From the start, then, coverage of the revolution embodied the entrenched duality of Al Ahram’s digital space. This became even more apparent after the July coup that ousted President Morsi. In a flash, the military largely reverted to Mubarak-era tactics, repressing Islamist-affiliated media and arresting opposition voices. Journalists from state and private media alike quickly aligned with the military, too, either by will or out of a sense of professional necessity. Al Bawaba’s approach continues to be distinct from the rest of Al Ahram, but the differences are more subtle, at least for now.
The shooting death of Al Ahram journalist Tamer Abdel Raouf at a military checkpoint on August 19 is a case in point. Al Bawaba posted its first report of the killing shortly after it occurred: “Al Ahram Bureau Chief Martyred in Beheira . . . and Hamed El Barbary from Al Gomhoreya injured.”
The story quoted El Barbary saying that Abdel Raouf was killed when soldiers at the checkpoint opened fire on his approaching vehicle. The incident occurred just after 7pm, the start of the military curfew—which, the article reminded readers, excluded journalists.
Forty-five minutes later, Al Bawaba had another short post quoting Khaled Al Balshy, an opposition journalist newly elected to the Egyptian Journalist Syndicate, demanding an immediate investigation. This was not the first incident, El Balshy said, in which the military clashed with journalists past curfew.

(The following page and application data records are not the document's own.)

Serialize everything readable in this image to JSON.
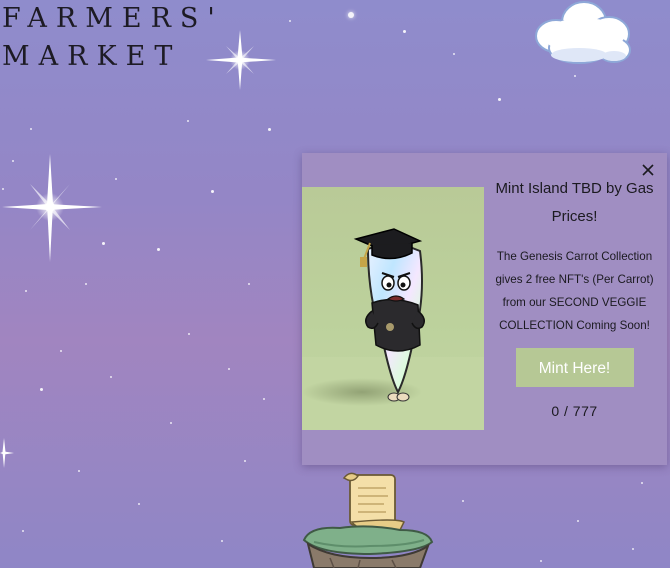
{
  "brand": {
    "line1": "FARMERS'",
    "line2": "MARKET"
  },
  "modal": {
    "title": "Mint Island TBD by Gas Prices!",
    "description": "The Genesis Carrot Collection gives 2 free NFT's (Per Carrot) from our SECOND VEGGIE COLLECTION Coming Soon!",
    "mint_button_label": "Mint Here!",
    "mint_counter": "0 / 777",
    "close_icon": "close-icon"
  },
  "colors": {
    "background_top": "#8f8ccc",
    "background_mid": "#a185c0",
    "modal_background": "#a08ec2",
    "mint_button": "#b6c895",
    "image_background": "#bcd19c"
  },
  "icons": [
    "sparkle-icon",
    "cloud",
    "carrot-graduate",
    "scroll-icon",
    "floating-island"
  ]
}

At midnight, Al Bawaba posted the military’s response: “Armed Forces mourn the Al Ahram Bureau Chief . . . And stresses: We did not know his identity and we dealt with it as a breach of the curfew.” The story claimed, contrary to El Barbary’s statements, that Abdel Raouf posed a threat: He was driving fast and didn’t follow checkpoint protocol. In the days that followed, the site continued to cover the case’s development.
When the Al Ahram print edition finally weighed on August 21, two days after the shooting, the page-four story had a different tone: “In our country’s troubled time . . . ,” it began, then provided only the military account and a bit of praise for Abdel Raouf. A second story, printed on the same page, had this headline: “The Military Forces express their condolences to the journalists.” The article quoted the military, via its Facebook page, and delivered the military version that was nearly verbatim to Al Bawaba’s account—but without comment from union leaders or El Barbary.
In its first three years, Al Bawaba journalists have had to contend with both political and digital revolutions while trying to carve out their own professional space. Abdel Said and Omar Samy describe Al Bawaba as an Al Ahram success story. In 2012, Forbes Middle East named the Al Ahram websites, including Al Bawaba, the most popular online news outlets in the region. But the success is tempered by the conflicting realities that confront the journalists who work there. “After the revolution I was afraid to say I was from Al Ahram,” recalls Ahmed Hafez, a reporter for Al Bawaba. Like other journalists I interviewed for this piece, Hafez says he would often hide his Al Ahram affiliation while interviewing in the streets. “If I had said I was from Al Ahram, I would have been beaten,” he says. “It affects your work.”
That’s the day-to-day reality on the ground. Sabah Hamamou, though, sees a more existential threat to Al Bawaba in the resurgence of the old Al Ahram shackles since the July coup—especially as freedom of the press, once among the revolution’s demands, continues to face entrenched barriers, no matter who is in power. “If you want to reform one spot, and it does not spread to other spots,” Hamamou says, “it’s very hard to keep that part reformed.”